Without any pictures, copy the records below once more, exactly as they are.

**Extracted records**
::::::::::
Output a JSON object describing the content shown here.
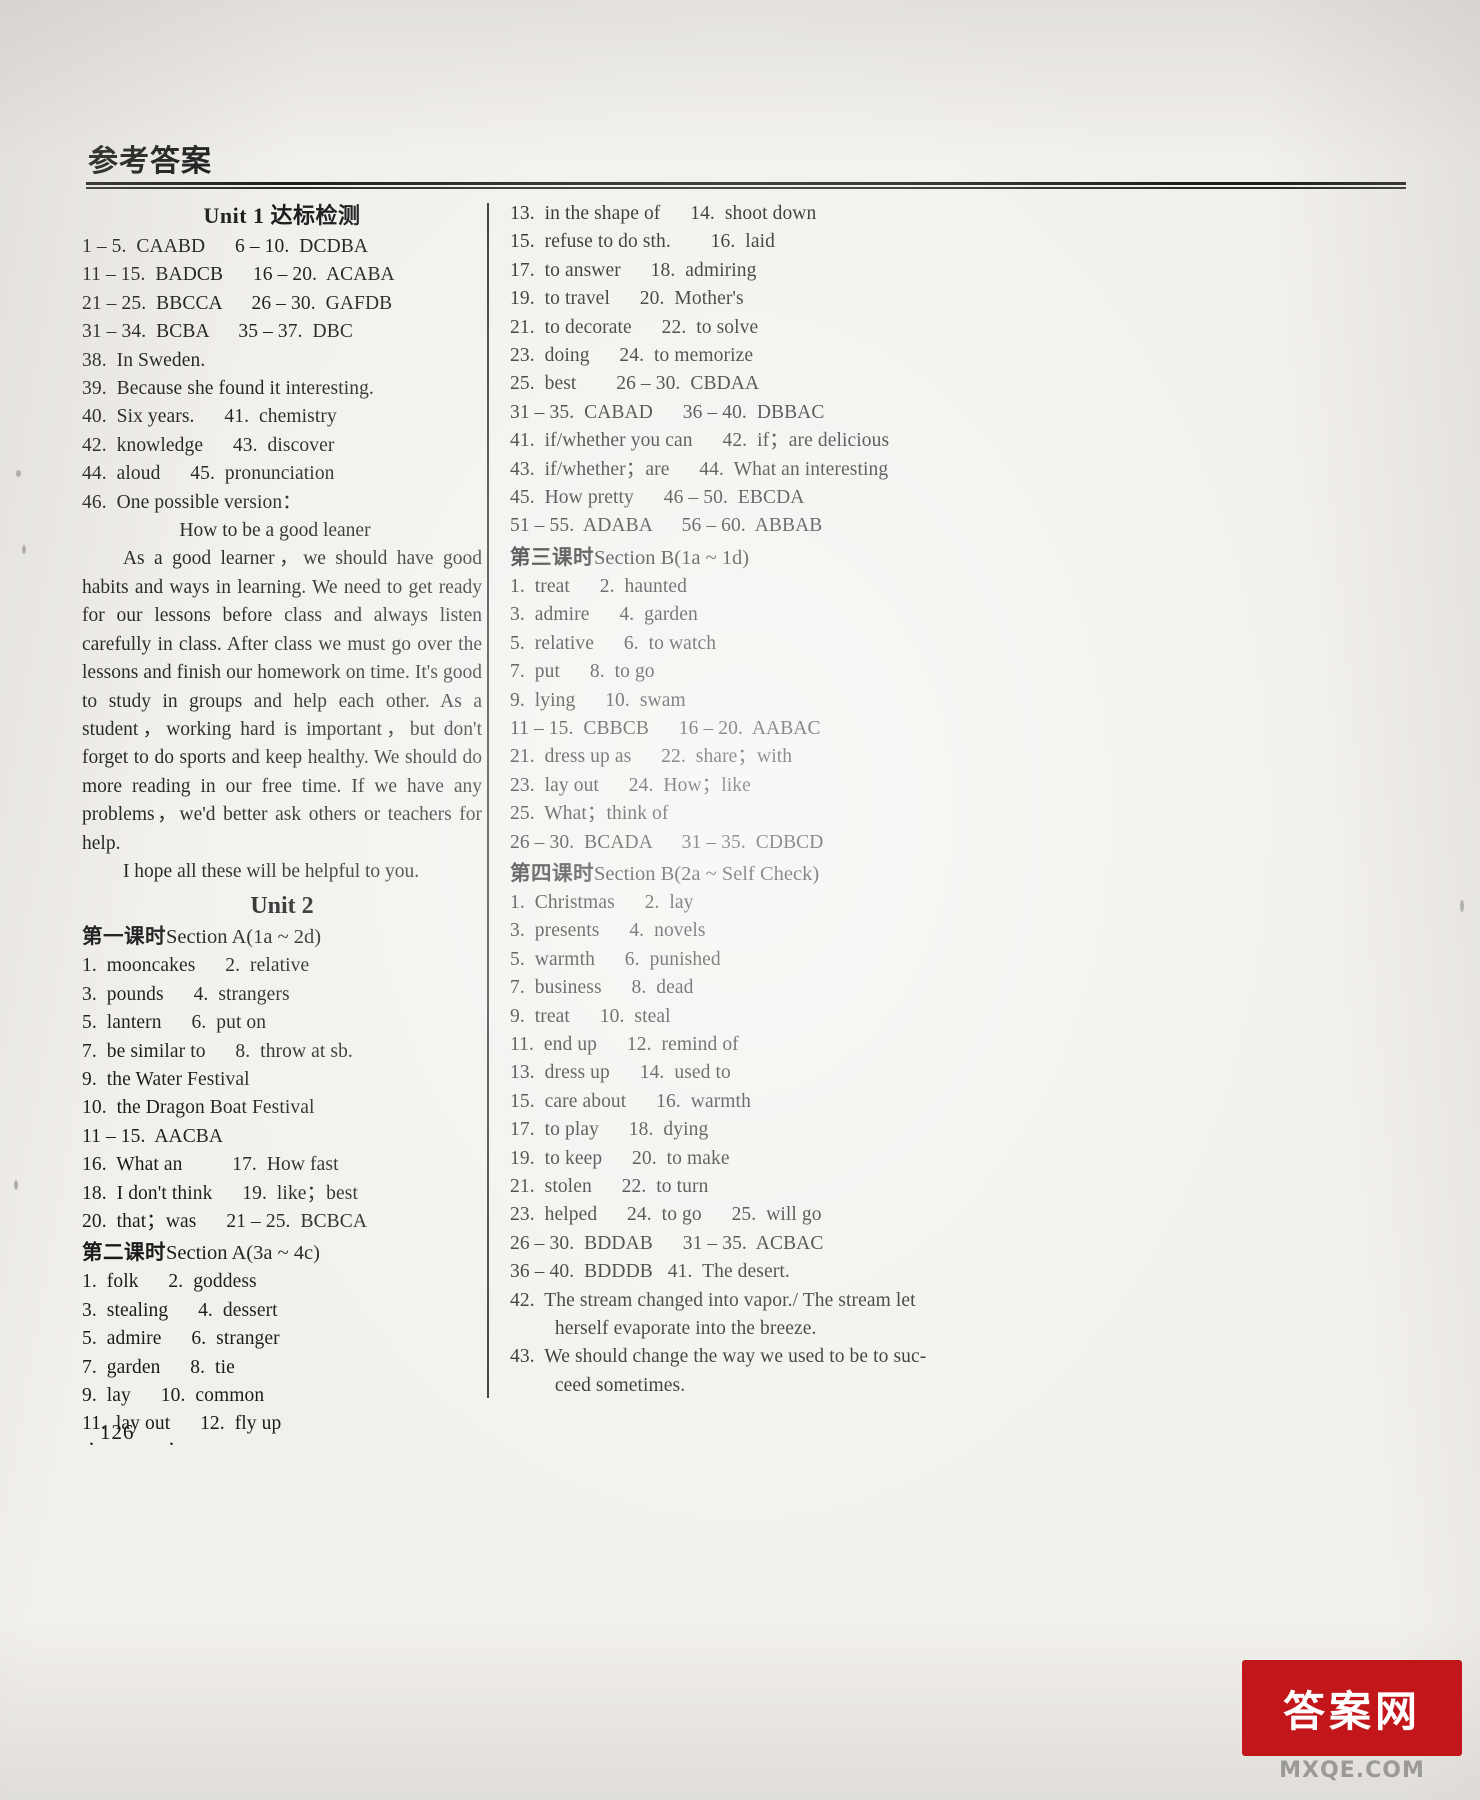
{
  "header": {
    "title": "参考答案"
  },
  "folio": {
    "page_number": "126",
    "dot_left": "·",
    "dot_right": "·"
  },
  "watermark": {
    "badge_text": "答案网",
    "url": "MXQE.COM"
  },
  "left_column": {
    "unit1_heading_en": "Unit 1",
    "unit1_heading_cn": "达标检测",
    "unit1_answers": [
      "1 – 5.  CAABD      6 – 10.  DCDBA",
      "11 – 15.  BADCB      16 – 20.  ACABA",
      "21 – 25.  BBCCA      26 – 30.  GAFDB",
      "31 – 34.  BCBA      35 – 37.  DBC",
      "38.  In Sweden.",
      "39.  Because she found it interesting.",
      "40.  Six years.      41.  chemistry",
      "42.  knowledge      43.  discover",
      "44.  aloud      45.  pronunciation",
      "46.  One possible version："
    ],
    "essay_title": "How to be a good leaner",
    "essay_paragraph": "As a good learner，we should have good habits and ways in learning. We need to get ready for our lessons before class and always listen carefully in class. After class we must go over the lessons and finish our homework on time. It's good to study in groups and help each other. As a student，working hard is important，but don't forget to do sports and keep healthy. We should do more reading in our free time. If we have any problems，we'd better ask others or teachers for help.",
    "essay_closing": "I hope all these will be helpful to you.",
    "unit2_heading": "Unit 2",
    "lesson1_cn": "第一课时",
    "lesson1_en": "Section A(1a ~ 2d)",
    "lesson1_answers": [
      "1.  mooncakes      2.  relative",
      "3.  pounds      4.  strangers",
      "5.  lantern      6.  put on",
      "7.  be similar to      8.  throw at sb.",
      "9.  the Water Festival",
      "10.  the Dragon Boat Festival",
      "11 – 15.  AACBA",
      "16.  What an          17.  How fast",
      "18.  I don't think      19.  like；best",
      "20.  that；was      21 – 25.  BCBCA"
    ],
    "lesson2_cn": "第二课时",
    "lesson2_en": "Section A(3a ~ 4c)",
    "lesson2_answers": [
      "1.  folk      2.  goddess",
      "3.  stealing      4.  dessert",
      "5.  admire      6.  stranger",
      "7.  garden      8.  tie",
      "9.  lay      10.  common",
      "11.  lay out      12.  fly up"
    ]
  },
  "right_column": {
    "continued_answers": [
      "13.  in the shape of      14.  shoot down",
      "15.  refuse to do sth.        16.  laid",
      "17.  to answer      18.  admiring",
      "19.  to travel      20.  Mother's",
      "21.  to decorate      22.  to solve",
      "23.  doing      24.  to memorize",
      "25.  best        26 – 30.  CBDAA",
      "31 – 35.  CABAD      36 – 40.  DBBAC",
      "41.  if/whether you can      42.  if；are delicious",
      "43.  if/whether；are      44.  What an interesting",
      "45.  How pretty      46 – 50.  EBCDA",
      "51 – 55.  ADABA      56 – 60.  ABBAB"
    ],
    "lesson3_cn": "第三课时",
    "lesson3_en": "Section B(1a ~ 1d)",
    "lesson3_answers": [
      "1.  treat      2.  haunted",
      "3.  admire      4.  garden",
      "5.  relative      6.  to watch",
      "7.  put      8.  to go",
      "9.  lying      10.  swam",
      "11 – 15.  CBBCB      16 – 20.  AABAC",
      "21.  dress up as      22.  share；with",
      "23.  lay out      24.  How；like",
      "25.  What；think of",
      "26 – 30.  BCADA      31 – 35.  CDBCD"
    ],
    "lesson4_cn": "第四课时",
    "lesson4_en": "Section B(2a ~ Self Check)",
    "lesson4_answers": [
      "1.  Christmas      2.  lay",
      "3.  presents      4.  novels",
      "5.  warmth      6.  punished",
      "7.  business      8.  dead",
      "9.  treat      10.  steal",
      "11.  end up      12.  remind of",
      "13.  dress up      14.  used to",
      "15.  care about      16.  warmth",
      "17.  to play      18.  dying",
      "19.  to keep      20.  to make",
      "21.  stolen      22.  to turn",
      "23.  helped      24.  to go      25.  will go",
      "26 – 30.  BDDAB      31 – 35.  ACBAC",
      "36 – 40.  BDDDB   41.  The desert."
    ],
    "long_answer_42_line1": "42.  The stream changed into vapor./ The stream let",
    "long_answer_42_line2": "herself evaporate into the breeze.",
    "long_answer_43_line1": "43.  We should change the way we used to be to suc-",
    "long_answer_43_line2": "ceed sometimes."
  }
}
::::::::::
**Written response**
Output a JSON object describing the content shown here.
{
  "header": {
    "title": "参考答案"
  },
  "folio": {
    "page_number": "126",
    "dot_left": "·",
    "dot_right": "·"
  },
  "watermark": {
    "badge_text": "答案网",
    "url": "MXQE.COM"
  },
  "left_column": {
    "unit1_heading_en": "Unit 1",
    "unit1_heading_cn": "达标检测",
    "unit1_answers": [
      "1 – 5.  CAABD      6 – 10.  DCDBA",
      "11 – 15.  BADCB      16 – 20.  ACABA",
      "21 – 25.  BBCCA      26 – 30.  GAFDB",
      "31 – 34.  BCBA      35 – 37.  DBC",
      "38.  In Sweden.",
      "39.  Because she found it interesting.",
      "40.  Six years.      41.  chemistry",
      "42.  knowledge      43.  discover",
      "44.  aloud      45.  pronunciation",
      "46.  One possible version："
    ],
    "essay_title": "How to be a good leaner",
    "essay_paragraph": "As a good learner，we should have good habits and ways in learning. We need to get ready for our lessons before class and always listen carefully in class. After class we must go over the lessons and finish our homework on time. It's good to study in groups and help each other. As a student，working hard is important，but don't forget to do sports and keep healthy. We should do more reading in our free time. If we have any problems，we'd better ask others or teachers for help.",
    "essay_closing": "I hope all these will be helpful to you.",
    "unit2_heading": "Unit 2",
    "lesson1_cn": "第一课时",
    "lesson1_en": "Section A(1a ~ 2d)",
    "lesson1_answers": [
      "1.  mooncakes      2.  relative",
      "3.  pounds      4.  strangers",
      "5.  lantern      6.  put on",
      "7.  be similar to      8.  throw at sb.",
      "9.  the Water Festival",
      "10.  the Dragon Boat Festival",
      "11 – 15.  AACBA",
      "16.  What an          17.  How fast",
      "18.  I don't think      19.  like；best",
      "20.  that；was      21 – 25.  BCBCA"
    ],
    "lesson2_cn": "第二课时",
    "lesson2_en": "Section A(3a ~ 4c)",
    "lesson2_answers": [
      "1.  folk      2.  goddess",
      "3.  stealing      4.  dessert",
      "5.  admire      6.  stranger",
      "7.  garden      8.  tie",
      "9.  lay      10.  common",
      "11.  lay out      12.  fly up"
    ]
  },
  "right_column": {
    "continued_answers": [
      "13.  in the shape of      14.  shoot down",
      "15.  refuse to do sth.        16.  laid",
      "17.  to answer      18.  admiring",
      "19.  to travel      20.  Mother's",
      "21.  to decorate      22.  to solve",
      "23.  doing      24.  to memorize",
      "25.  best        26 – 30.  CBDAA",
      "31 – 35.  CABAD      36 – 40.  DBBAC",
      "41.  if/whether you can      42.  if；are delicious",
      "43.  if/whether；are      44.  What an interesting",
      "45.  How pretty      46 – 50.  EBCDA",
      "51 – 55.  ADABA      56 – 60.  ABBAB"
    ],
    "lesson3_cn": "第三课时",
    "lesson3_en": "Section B(1a ~ 1d)",
    "lesson3_answers": [
      "1.  treat      2.  haunted",
      "3.  admire      4.  garden",
      "5.  relative      6.  to watch",
      "7.  put      8.  to go",
      "9.  lying      10.  swam",
      "11 – 15.  CBBCB      16 – 20.  AABAC",
      "21.  dress up as      22.  share；with",
      "23.  lay out      24.  How；like",
      "25.  What；think of",
      "26 – 30.  BCADA      31 – 35.  CDBCD"
    ],
    "lesson4_cn": "第四课时",
    "lesson4_en": "Section B(2a ~ Self Check)",
    "lesson4_answers": [
      "1.  Christmas      2.  lay",
      "3.  presents      4.  novels",
      "5.  warmth      6.  punished",
      "7.  business      8.  dead",
      "9.  treat      10.  steal",
      "11.  end up      12.  remind of",
      "13.  dress up      14.  used to",
      "15.  care about      16.  warmth",
      "17.  to play      18.  dying",
      "19.  to keep      20.  to make",
      "21.  stolen      22.  to turn",
      "23.  helped      24.  to go      25.  will go",
      "26 – 30.  BDDAB      31 – 35.  ACBAC",
      "36 – 40.  BDDDB   41.  The desert."
    ],
    "long_answer_42_line1": "42.  The stream changed into vapor./ The stream let",
    "long_answer_42_line2": "herself evaporate into the breeze.",
    "long_answer_43_line1": "43.  We should change the way we used to be to suc-",
    "long_answer_43_line2": "ceed sometimes."
  }
}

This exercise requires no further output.